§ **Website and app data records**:

▽

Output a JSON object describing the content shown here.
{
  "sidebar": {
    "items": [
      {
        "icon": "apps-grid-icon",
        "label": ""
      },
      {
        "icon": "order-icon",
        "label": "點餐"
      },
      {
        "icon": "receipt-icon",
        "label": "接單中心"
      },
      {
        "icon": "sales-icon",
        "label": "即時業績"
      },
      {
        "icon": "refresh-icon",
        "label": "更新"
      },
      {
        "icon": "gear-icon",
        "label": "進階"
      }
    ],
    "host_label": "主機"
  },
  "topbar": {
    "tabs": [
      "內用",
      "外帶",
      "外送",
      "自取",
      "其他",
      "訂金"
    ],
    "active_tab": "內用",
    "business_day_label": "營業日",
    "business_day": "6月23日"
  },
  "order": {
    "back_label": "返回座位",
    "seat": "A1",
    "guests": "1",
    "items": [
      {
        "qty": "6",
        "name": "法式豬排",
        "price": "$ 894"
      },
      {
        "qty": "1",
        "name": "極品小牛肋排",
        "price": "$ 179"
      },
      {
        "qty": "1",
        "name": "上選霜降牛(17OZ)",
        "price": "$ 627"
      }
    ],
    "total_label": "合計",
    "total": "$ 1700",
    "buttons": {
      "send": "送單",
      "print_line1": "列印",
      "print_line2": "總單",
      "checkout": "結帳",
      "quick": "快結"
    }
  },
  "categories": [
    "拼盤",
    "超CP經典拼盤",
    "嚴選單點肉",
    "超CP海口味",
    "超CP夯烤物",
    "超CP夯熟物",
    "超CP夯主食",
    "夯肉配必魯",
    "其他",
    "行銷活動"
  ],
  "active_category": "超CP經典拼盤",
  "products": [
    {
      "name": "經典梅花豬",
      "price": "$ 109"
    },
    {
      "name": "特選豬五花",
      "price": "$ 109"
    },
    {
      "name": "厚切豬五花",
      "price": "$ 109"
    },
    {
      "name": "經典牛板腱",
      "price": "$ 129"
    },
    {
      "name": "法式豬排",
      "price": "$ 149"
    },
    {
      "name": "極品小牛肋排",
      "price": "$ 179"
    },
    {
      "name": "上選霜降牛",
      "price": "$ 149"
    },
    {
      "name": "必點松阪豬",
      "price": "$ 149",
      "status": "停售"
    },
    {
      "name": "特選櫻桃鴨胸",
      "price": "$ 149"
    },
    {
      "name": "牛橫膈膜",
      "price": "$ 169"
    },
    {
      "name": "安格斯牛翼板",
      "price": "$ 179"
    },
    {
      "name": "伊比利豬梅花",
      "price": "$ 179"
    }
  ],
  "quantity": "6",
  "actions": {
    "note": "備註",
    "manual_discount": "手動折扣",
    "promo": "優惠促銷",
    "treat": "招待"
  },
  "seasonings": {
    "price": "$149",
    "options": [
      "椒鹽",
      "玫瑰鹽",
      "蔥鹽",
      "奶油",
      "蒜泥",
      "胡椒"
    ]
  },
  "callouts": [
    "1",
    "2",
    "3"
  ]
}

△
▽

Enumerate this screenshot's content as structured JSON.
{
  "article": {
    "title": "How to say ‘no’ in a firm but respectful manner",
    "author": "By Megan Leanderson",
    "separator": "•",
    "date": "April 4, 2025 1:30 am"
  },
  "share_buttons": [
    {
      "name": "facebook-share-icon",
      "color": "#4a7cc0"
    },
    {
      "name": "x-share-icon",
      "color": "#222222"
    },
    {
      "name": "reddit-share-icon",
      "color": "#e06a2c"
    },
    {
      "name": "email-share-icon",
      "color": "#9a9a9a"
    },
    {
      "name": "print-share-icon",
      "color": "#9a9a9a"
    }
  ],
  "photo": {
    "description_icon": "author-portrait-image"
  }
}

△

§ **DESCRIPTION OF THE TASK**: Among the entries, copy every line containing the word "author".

§ **WRITTEN ANSWER**:
    "author": "By Megan Leanderson",
    "description_icon": "author-portrait-image"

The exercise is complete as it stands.